The shareholders of Royal Dutch Shell have passed the company management’s plan to navigate the energy transition. Just under 89% of shareholders voted to approve the plan, although the poll is non-binding.
The oil major aims to be a net-zero carbon business by 2050, and it has already launched a range of carbon-neutral lubricant products.
Shell also came under pressure from some investors, who felt that its plans didn’t go far enough. A resolution was put forward by campaign group Follow This for the company to go further and set binding reductions for emissions. The resolution failed to attract the 75% of votes needed to pass, but it did gain support from 30% of shareholders, including the country’s largest fund manager, Legal & General Investment Management, which expressed concerns about the credibility of the plan in terms of reducing emissions enough.

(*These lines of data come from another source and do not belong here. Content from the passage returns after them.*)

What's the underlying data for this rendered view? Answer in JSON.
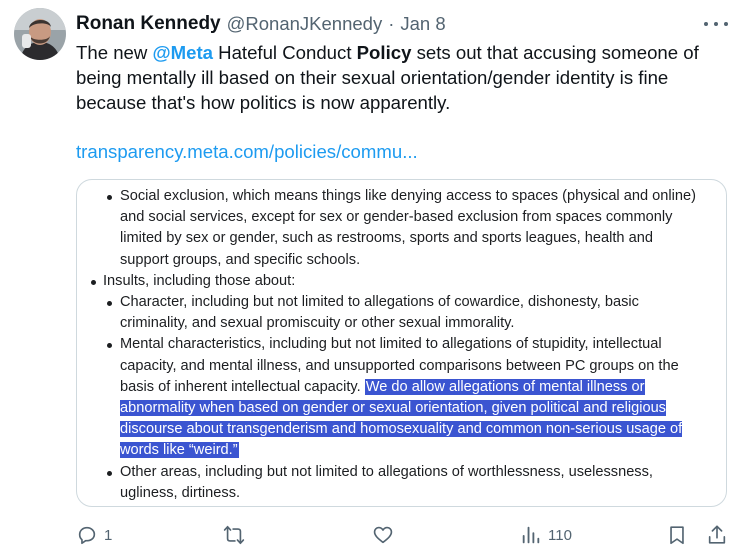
{
  "author": {
    "display_name": "Ronan Kennedy",
    "handle": "@RonanJKennedy",
    "separator": "·",
    "date": "Jan 8"
  },
  "tweet": {
    "text_parts": [
      "The new ",
      "@Meta",
      " Hateful Conduct ",
      "Policy",
      " sets out that accusing someone of being mentally ill based on their sexual orientation/gender identity is fine because that's how politics is now apparently."
    ],
    "link": "transparency.meta.com/policies/commu..."
  },
  "card": {
    "items": [
      {
        "level": 2,
        "text": "Social exclusion, which means things like denying access to spaces (physical and online) and social services, except for sex or gender-based exclusion from spaces commonly limited by sex or gender, such as restrooms, sports and sports leagues, health and support groups, and specific schools."
      },
      {
        "level": 1,
        "text": "Insults, including those about:"
      },
      {
        "level": 2,
        "text": "Character, including but not limited to allegations of cowardice, dishonesty, basic criminality, and sexual promiscuity or other sexual immorality."
      },
      {
        "level": 2,
        "text": "Mental characteristics, including but not limited to allegations of stupidity, intellectual capacity, and mental illness, and unsupported comparisons between PC groups on the basis of inherent intellectual capacity.",
        "highlight": "We do allow allegations of mental illness or abnormality when based on gender or sexual orientation, given political and religious discourse about transgenderism and homosexuality and common non-serious usage of words like “weird.”"
      },
      {
        "level": 2,
        "text": "Other areas, including but not limited to allegations of worthlessness, uselessness, ugliness, dirtiness."
      }
    ]
  },
  "actions": {
    "reply_count": "1",
    "retweet_count": "",
    "like_count": "",
    "views_count": "110"
  },
  "colors": {
    "link": "#1d9bf0",
    "highlight": "#3b55d1",
    "muted": "#536471",
    "border": "#cfd9de"
  },
  "icons": [
    "more-icon",
    "reply-icon",
    "retweet-icon",
    "like-icon",
    "views-icon",
    "bookmark-icon",
    "share-icon"
  ]
}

According to The Guardian, Follow This founder Mark van Baal said:
“This is really a very strong signal to the board of Shell that their current targets are not sufficient to reach the [objectives of the] Paris climate agreement. That is what investors one by one are realising.”
The oil company must now consult with the shareholders and report back within six months.
Shell CEO Ben van Beurden, however, argued that reducing the company’s oil and gas production would not benefit society while there is still demand for it, pointing out that another company will simply supply it instead. He said that while the company wanted to accelerate its transition to cleaner technologies, it had to do it in a profitable manner.